→ **TASK TO COMPLETE**
Your answer must be the records below, given again exactly, with no pictures in it.

(Dataset rows describing interfaces)
....................
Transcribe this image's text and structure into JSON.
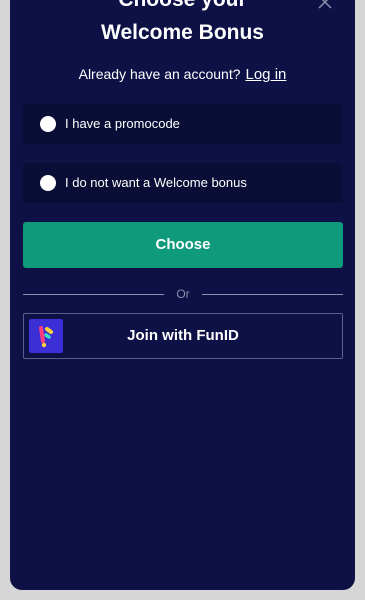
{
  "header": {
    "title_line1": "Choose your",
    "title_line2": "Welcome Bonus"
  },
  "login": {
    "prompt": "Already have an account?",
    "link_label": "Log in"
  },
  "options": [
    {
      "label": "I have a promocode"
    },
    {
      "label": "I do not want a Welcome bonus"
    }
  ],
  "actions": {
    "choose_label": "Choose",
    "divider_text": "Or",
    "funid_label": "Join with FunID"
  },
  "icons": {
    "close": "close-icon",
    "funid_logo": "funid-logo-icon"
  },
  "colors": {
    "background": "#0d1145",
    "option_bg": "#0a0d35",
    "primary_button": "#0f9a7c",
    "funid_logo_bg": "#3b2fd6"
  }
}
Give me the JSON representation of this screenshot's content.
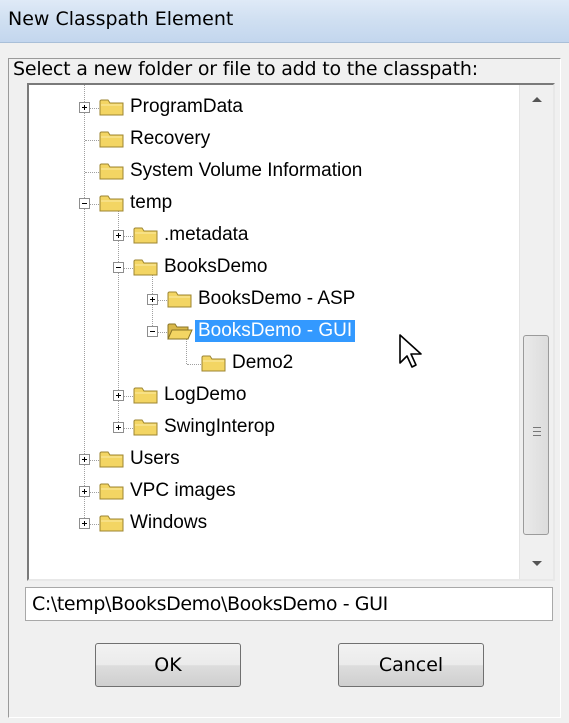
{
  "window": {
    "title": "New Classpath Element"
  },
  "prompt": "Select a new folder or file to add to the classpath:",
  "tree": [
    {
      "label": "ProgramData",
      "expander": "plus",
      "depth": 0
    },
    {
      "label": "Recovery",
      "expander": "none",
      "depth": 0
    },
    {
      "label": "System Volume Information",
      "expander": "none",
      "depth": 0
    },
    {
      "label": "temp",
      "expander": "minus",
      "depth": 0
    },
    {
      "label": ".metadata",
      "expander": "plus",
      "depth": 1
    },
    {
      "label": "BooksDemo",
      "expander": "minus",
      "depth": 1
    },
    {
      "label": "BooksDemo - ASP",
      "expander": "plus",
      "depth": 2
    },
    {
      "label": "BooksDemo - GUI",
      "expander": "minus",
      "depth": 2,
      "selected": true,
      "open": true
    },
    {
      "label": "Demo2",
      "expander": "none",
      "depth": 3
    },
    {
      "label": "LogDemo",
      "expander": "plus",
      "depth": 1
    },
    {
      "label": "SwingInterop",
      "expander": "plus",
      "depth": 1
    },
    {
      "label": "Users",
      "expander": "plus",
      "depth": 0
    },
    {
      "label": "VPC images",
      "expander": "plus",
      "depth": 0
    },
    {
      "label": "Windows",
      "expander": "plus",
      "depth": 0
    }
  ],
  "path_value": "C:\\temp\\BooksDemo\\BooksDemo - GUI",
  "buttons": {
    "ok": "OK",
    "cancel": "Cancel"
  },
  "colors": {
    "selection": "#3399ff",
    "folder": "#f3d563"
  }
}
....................
→ **EXPECTED ANSWER**
Transcribe this image's text and structure into JSON.
{
  "header": {
    "title_line1": "Choose your",
    "title_line2": "Welcome Bonus"
  },
  "login": {
    "prompt": "Already have an account?",
    "link_label": "Log in"
  },
  "options": [
    {
      "label": "I have a promocode"
    },
    {
      "label": "I do not want a Welcome bonus"
    }
  ],
  "actions": {
    "choose_label": "Choose",
    "divider_text": "Or",
    "funid_label": "Join with FunID"
  },
  "icons": {
    "close": "close-icon",
    "funid_logo": "funid-logo-icon"
  },
  "colors": {
    "background": "#0d1145",
    "option_bg": "#0a0d35",
    "primary_button": "#0f9a7c",
    "funid_logo_bg": "#3b2fd6"
  }
}
Give me the JSON representation of this screenshot's content.
{
  "window": {
    "title": "New Classpath Element"
  },
  "prompt": "Select a new folder or file to add to the classpath:",
  "tree": [
    {
      "label": "ProgramData",
      "expander": "plus",
      "depth": 0
    },
    {
      "label": "Recovery",
      "expander": "none",
      "depth": 0
    },
    {
      "label": "System Volume Information",
      "expander": "none",
      "depth": 0
    },
    {
      "label": "temp",
      "expander": "minus",
      "depth": 0
    },
    {
      "label": ".metadata",
      "expander": "plus",
      "depth": 1
    },
    {
      "label": "BooksDemo",
      "expander": "minus",
      "depth": 1
    },
    {
      "label": "BooksDemo - ASP",
      "expander": "plus",
      "depth": 2
    },
    {
      "label": "BooksDemo - GUI",
      "expander": "minus",
      "depth": 2,
      "selected": true,
      "open": true
    },
    {
      "label": "Demo2",
      "expander": "none",
      "depth": 3
    },
    {
      "label": "LogDemo",
      "expander": "plus",
      "depth": 1
    },
    {
      "label": "SwingInterop",
      "expander": "plus",
      "depth": 1
    },
    {
      "label": "Users",
      "expander": "plus",
      "depth": 0
    },
    {
      "label": "VPC images",
      "expander": "plus",
      "depth": 0
    },
    {
      "label": "Windows",
      "expander": "plus",
      "depth": 0
    }
  ],
  "path_value": "C:\\temp\\BooksDemo\\BooksDemo - GUI",
  "buttons": {
    "ok": "OK",
    "cancel": "Cancel"
  },
  "colors": {
    "selection": "#3399ff",
    "folder": "#f3d563"
  }
}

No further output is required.